What this task involves:
Using the entries below, show all lines with the string "icon".

(Component data from apps and pages)
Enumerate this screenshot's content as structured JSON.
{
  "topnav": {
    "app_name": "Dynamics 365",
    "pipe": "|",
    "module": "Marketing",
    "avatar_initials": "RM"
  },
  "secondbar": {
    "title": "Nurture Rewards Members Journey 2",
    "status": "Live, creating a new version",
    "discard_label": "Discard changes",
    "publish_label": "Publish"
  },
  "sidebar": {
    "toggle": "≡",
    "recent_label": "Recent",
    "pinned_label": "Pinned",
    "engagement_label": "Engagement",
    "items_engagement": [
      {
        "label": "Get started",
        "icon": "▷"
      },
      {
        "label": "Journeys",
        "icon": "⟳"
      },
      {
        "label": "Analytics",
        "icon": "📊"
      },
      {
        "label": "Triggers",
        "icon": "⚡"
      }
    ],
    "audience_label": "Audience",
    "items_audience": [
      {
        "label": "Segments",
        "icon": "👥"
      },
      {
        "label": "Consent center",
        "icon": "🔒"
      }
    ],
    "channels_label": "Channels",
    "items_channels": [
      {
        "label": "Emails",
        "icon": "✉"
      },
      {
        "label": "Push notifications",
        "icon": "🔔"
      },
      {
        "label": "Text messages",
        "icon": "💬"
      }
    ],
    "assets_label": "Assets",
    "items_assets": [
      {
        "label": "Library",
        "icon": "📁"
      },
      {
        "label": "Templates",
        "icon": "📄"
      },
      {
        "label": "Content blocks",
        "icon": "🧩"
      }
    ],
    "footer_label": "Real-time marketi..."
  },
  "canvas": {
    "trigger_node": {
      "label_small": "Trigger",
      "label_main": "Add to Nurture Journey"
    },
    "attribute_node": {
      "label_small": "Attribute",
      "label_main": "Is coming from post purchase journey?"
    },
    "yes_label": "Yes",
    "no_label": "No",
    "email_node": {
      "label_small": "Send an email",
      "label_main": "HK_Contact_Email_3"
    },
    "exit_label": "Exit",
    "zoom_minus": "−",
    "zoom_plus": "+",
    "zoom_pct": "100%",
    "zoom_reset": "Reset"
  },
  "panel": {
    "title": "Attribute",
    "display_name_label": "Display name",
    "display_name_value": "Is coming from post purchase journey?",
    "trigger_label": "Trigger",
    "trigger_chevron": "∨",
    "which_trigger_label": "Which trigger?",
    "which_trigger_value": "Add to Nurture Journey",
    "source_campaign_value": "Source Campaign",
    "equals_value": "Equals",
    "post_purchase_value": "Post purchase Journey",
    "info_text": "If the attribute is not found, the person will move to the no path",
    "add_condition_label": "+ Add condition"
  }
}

Exercise solution:
        "icon": "▷"
        "icon": "⟳"
        "icon": "📊"
        "icon": "⚡"
        "icon": "👥"
        "icon": "🔒"
        "icon": "✉"
        "icon": "🔔"
        "icon": "💬"
        "icon": "📁"
        "icon": "📄"
        "icon": "🧩"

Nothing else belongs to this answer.